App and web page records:

-----

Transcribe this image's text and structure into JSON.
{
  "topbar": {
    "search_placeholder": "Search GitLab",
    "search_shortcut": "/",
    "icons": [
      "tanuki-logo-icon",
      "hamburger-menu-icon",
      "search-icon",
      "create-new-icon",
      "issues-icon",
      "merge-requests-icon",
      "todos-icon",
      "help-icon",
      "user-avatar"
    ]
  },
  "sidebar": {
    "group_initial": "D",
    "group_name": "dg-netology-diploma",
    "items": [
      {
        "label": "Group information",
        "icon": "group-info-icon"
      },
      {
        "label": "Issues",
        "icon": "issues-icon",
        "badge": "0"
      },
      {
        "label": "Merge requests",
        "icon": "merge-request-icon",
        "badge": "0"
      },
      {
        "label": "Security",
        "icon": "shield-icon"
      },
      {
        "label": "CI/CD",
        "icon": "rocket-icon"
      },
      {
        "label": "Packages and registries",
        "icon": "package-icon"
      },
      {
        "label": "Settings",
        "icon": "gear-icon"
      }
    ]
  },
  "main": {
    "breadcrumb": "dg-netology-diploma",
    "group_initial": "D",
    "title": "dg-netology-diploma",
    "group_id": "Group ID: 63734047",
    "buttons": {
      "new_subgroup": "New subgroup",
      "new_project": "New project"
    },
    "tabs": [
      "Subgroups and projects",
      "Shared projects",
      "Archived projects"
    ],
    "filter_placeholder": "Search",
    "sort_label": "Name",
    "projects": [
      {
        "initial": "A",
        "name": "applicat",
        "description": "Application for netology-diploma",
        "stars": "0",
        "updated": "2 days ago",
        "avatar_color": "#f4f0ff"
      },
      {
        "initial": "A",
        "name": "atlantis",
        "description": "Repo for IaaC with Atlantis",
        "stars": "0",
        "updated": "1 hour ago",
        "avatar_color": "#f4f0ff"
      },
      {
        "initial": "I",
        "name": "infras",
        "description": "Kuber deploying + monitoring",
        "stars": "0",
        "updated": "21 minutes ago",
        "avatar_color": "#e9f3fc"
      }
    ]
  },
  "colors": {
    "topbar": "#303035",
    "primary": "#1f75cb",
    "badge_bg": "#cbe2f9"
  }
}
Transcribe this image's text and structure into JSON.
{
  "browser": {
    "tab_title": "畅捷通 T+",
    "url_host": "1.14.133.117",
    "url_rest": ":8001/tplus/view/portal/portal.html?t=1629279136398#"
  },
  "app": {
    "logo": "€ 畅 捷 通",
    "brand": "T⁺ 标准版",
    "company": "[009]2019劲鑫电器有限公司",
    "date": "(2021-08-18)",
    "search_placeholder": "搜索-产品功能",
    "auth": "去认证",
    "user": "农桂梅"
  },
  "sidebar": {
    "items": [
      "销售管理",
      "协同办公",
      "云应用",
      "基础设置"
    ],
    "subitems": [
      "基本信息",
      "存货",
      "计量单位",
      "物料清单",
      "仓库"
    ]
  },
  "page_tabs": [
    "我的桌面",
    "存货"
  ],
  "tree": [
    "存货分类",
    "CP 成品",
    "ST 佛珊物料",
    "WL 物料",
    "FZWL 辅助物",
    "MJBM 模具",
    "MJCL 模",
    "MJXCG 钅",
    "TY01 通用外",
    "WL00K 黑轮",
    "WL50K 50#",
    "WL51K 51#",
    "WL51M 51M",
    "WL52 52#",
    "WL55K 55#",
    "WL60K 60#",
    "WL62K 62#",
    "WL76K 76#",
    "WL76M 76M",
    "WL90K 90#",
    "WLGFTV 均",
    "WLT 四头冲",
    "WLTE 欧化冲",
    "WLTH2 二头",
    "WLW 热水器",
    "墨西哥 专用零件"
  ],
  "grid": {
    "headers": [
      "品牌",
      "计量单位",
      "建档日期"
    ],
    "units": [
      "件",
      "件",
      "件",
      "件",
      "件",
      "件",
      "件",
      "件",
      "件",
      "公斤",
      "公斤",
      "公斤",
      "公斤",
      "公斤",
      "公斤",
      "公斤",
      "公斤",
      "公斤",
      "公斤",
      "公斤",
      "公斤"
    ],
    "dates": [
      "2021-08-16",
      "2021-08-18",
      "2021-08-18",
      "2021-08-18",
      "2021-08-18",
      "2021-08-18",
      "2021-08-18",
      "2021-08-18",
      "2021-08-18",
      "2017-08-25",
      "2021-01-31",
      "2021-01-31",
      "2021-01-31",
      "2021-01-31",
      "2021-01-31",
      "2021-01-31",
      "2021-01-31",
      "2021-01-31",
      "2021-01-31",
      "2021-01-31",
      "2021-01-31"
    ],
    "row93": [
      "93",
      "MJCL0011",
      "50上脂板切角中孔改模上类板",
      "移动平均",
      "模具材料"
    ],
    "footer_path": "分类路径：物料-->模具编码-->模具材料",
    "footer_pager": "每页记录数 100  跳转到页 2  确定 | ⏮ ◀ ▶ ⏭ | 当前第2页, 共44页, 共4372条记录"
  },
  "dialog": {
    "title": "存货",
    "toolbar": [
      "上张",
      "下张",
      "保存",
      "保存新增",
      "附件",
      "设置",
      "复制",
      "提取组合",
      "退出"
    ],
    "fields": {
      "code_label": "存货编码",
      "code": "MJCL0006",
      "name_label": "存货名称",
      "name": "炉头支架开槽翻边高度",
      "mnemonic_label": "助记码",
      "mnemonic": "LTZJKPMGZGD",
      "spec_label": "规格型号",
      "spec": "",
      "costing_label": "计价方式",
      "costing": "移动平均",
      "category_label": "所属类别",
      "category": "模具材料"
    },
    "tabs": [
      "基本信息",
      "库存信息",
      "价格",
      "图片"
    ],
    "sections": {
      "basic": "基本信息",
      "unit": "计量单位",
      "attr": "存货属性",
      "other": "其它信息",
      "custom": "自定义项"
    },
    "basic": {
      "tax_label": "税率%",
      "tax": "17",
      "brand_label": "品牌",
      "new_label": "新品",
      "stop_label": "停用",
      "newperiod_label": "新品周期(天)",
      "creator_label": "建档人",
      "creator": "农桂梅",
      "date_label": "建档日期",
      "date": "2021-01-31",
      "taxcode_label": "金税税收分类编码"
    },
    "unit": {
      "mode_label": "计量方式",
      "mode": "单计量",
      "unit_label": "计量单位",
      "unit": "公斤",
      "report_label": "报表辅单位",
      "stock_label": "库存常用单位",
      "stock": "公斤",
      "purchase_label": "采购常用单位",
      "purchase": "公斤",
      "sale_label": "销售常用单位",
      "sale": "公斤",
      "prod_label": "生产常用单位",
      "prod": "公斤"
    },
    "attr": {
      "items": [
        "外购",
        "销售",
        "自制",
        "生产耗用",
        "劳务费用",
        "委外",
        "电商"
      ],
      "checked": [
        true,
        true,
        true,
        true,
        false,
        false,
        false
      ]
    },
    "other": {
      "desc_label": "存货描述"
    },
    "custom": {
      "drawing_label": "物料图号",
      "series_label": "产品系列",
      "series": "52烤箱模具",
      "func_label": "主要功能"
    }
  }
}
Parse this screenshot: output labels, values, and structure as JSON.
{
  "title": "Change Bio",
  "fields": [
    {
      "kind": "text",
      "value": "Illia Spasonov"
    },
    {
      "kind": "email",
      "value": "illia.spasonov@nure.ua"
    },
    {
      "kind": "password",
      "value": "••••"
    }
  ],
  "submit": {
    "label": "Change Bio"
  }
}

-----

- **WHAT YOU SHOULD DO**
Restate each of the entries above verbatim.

- **EXPECTED ANSWER**
Transcribe this image's text and structure into JSON.
{
  "topbar": {
    "search_placeholder": "Search GitLab",
    "search_shortcut": "/",
    "icons": [
      "tanuki-logo-icon",
      "hamburger-menu-icon",
      "search-icon",
      "create-new-icon",
      "issues-icon",
      "merge-requests-icon",
      "todos-icon",
      "help-icon",
      "user-avatar"
    ]
  },
  "sidebar": {
    "group_initial": "D",
    "group_name": "dg-netology-diploma",
    "items": [
      {
        "label": "Group information",
        "icon": "group-info-icon"
      },
      {
        "label": "Issues",
        "icon": "issues-icon",
        "badge": "0"
      },
      {
        "label": "Merge requests",
        "icon": "merge-request-icon",
        "badge": "0"
      },
      {
        "label": "Security",
        "icon": "shield-icon"
      },
      {
        "label": "CI/CD",
        "icon": "rocket-icon"
      },
      {
        "label": "Packages and registries",
        "icon": "package-icon"
      },
      {
        "label": "Settings",
        "icon": "gear-icon"
      }
    ]
  },
  "main": {
    "breadcrumb": "dg-netology-diploma",
    "group_initial": "D",
    "title": "dg-netology-diploma",
    "group_id": "Group ID: 63734047",
    "buttons": {
      "new_subgroup": "New subgroup",
      "new_project": "New project"
    },
    "tabs": [
      "Subgroups and projects",
      "Shared projects",
      "Archived projects"
    ],
    "filter_placeholder": "Search",
    "sort_label": "Name",
    "projects": [
      {
        "initial": "A",
        "name": "applicat",
        "description": "Application for netology-diploma",
        "stars": "0",
        "updated": "2 days ago",
        "avatar_color": "#f4f0ff"
      },
      {
        "initial": "A",
        "name": "atlantis",
        "description": "Repo for IaaC with Atlantis",
        "stars": "0",
        "updated": "1 hour ago",
        "avatar_color": "#f4f0ff"
      },
      {
        "initial": "I",
        "name": "infras",
        "description": "Kuber deploying + monitoring",
        "stars": "0",
        "updated": "21 minutes ago",
        "avatar_color": "#e9f3fc"
      }
    ]
  },
  "colors": {
    "topbar": "#303035",
    "primary": "#1f75cb",
    "badge_bg": "#cbe2f9"
  }
}
Transcribe this image's text and structure into JSON.
{
  "browser": {
    "tab_title": "畅捷通 T+",
    "url_host": "1.14.133.117",
    "url_rest": ":8001/tplus/view/portal/portal.html?t=1629279136398#"
  },
  "app": {
    "logo": "€ 畅 捷 通",
    "brand": "T⁺ 标准版",
    "company": "[009]2019劲鑫电器有限公司",
    "date": "(2021-08-18)",
    "search_placeholder": "搜索-产品功能",
    "auth": "去认证",
    "user": "农桂梅"
  },
  "sidebar": {
    "items": [
      "销售管理",
      "协同办公",
      "云应用",
      "基础设置"
    ],
    "subitems": [
      "基本信息",
      "存货",
      "计量单位",
      "物料清单",
      "仓库"
    ]
  },
  "page_tabs": [
    "我的桌面",
    "存货"
  ],
  "tree": [
    "存货分类",
    "CP 成品",
    "ST 佛珊物料",
    "WL 物料",
    "FZWL 辅助物",
    "MJBM 模具",
    "MJCL 模",
    "MJXCG 钅",
    "TY01 通用外",
    "WL00K 黑轮",
    "WL50K 50#",
    "WL51K 51#",
    "WL51M 51M",
    "WL52 52#",
    "WL55K 55#",
    "WL60K 60#",
    "WL62K 62#",
    "WL76K 76#",
    "WL76M 76M",
    "WL90K 90#",
    "WLGFTV 均",
    "WLT 四头冲",
    "WLTE 欧化冲",
    "WLTH2 二头",
    "WLW 热水器",
    "墨西哥 专用零件"
  ],
  "grid": {
    "headers": [
      "品牌",
      "计量单位",
      "建档日期"
    ],
    "units": [
      "件",
      "件",
      "件",
      "件",
      "件",
      "件",
      "件",
      "件",
      "件",
      "公斤",
      "公斤",
      "公斤",
      "公斤",
      "公斤",
      "公斤",
      "公斤",
      "公斤",
      "公斤",
      "公斤",
      "公斤",
      "公斤"
    ],
    "dates": [
      "2021-08-16",
      "2021-08-18",
      "2021-08-18",
      "2021-08-18",
      "2021-08-18",
      "2021-08-18",
      "2021-08-18",
      "2021-08-18",
      "2021-08-18",
      "2017-08-25",
      "2021-01-31",
      "2021-01-31",
      "2021-01-31",
      "2021-01-31",
      "2021-01-31",
      "2021-01-31",
      "2021-01-31",
      "2021-01-31",
      "2021-01-31",
      "2021-01-31",
      "2021-01-31"
    ],
    "row93": [
      "93",
      "MJCL0011",
      "50上脂板切角中孔改模上类板",
      "移动平均",
      "模具材料"
    ],
    "footer_path": "分类路径：物料-->模具编码-->模具材料",
    "footer_pager": "每页记录数 100  跳转到页 2  确定 | ⏮ ◀ ▶ ⏭ | 当前第2页, 共44页, 共4372条记录"
  },
  "dialog": {
    "title": "存货",
    "toolbar": [
      "上张",
      "下张",
      "保存",
      "保存新增",
      "附件",
      "设置",
      "复制",
      "提取组合",
      "退出"
    ],
    "fields": {
      "code_label": "存货编码",
      "code": "MJCL0006",
      "name_label": "存货名称",
      "name": "炉头支架开槽翻边高度",
      "mnemonic_label": "助记码",
      "mnemonic": "LTZJKPMGZGD",
      "spec_label": "规格型号",
      "spec": "",
      "costing_label": "计价方式",
      "costing": "移动平均",
      "category_label": "所属类别",
      "category": "模具材料"
    },
    "tabs": [
      "基本信息",
      "库存信息",
      "价格",
      "图片"
    ],
    "sections": {
      "basic": "基本信息",
      "unit": "计量单位",
      "attr": "存货属性",
      "other": "其它信息",
      "custom": "自定义项"
    },
    "basic": {
      "tax_label": "税率%",
      "tax": "17",
      "brand_label": "品牌",
      "new_label": "新品",
      "stop_label": "停用",
      "newperiod_label": "新品周期(天)",
      "creator_label": "建档人",
      "creator": "农桂梅",
      "date_label": "建档日期",
      "date": "2021-01-31",
      "taxcode_label": "金税税收分类编码"
    },
    "unit": {
      "mode_label": "计量方式",
      "mode": "单计量",
      "unit_label": "计量单位",
      "unit": "公斤",
      "report_label": "报表辅单位",
      "stock_label": "库存常用单位",
      "stock": "公斤",
      "purchase_label": "采购常用单位",
      "purchase": "公斤",
      "sale_label": "销售常用单位",
      "sale": "公斤",
      "prod_label": "生产常用单位",
      "prod": "公斤"
    },
    "attr": {
      "items": [
        "外购",
        "销售",
        "自制",
        "生产耗用",
        "劳务费用",
        "委外",
        "电商"
      ],
      "checked": [
        true,
        true,
        true,
        true,
        false,
        false,
        false
      ]
    },
    "other": {
      "desc_label": "存货描述"
    },
    "custom": {
      "drawing_label": "物料图号",
      "series_label": "产品系列",
      "series": "52烤箱模具",
      "func_label": "主要功能"
    }
  }
}
Parse this screenshot: output labels, values, and structure as JSON.
{
  "title": "Change Bio",
  "fields": [
    {
      "kind": "text",
      "value": "Illia Spasonov"
    },
    {
      "kind": "email",
      "value": "illia.spasonov@nure.ua"
    },
    {
      "kind": "password",
      "value": "••••"
    }
  ],
  "submit": {
    "label": "Change Bio"
  }
}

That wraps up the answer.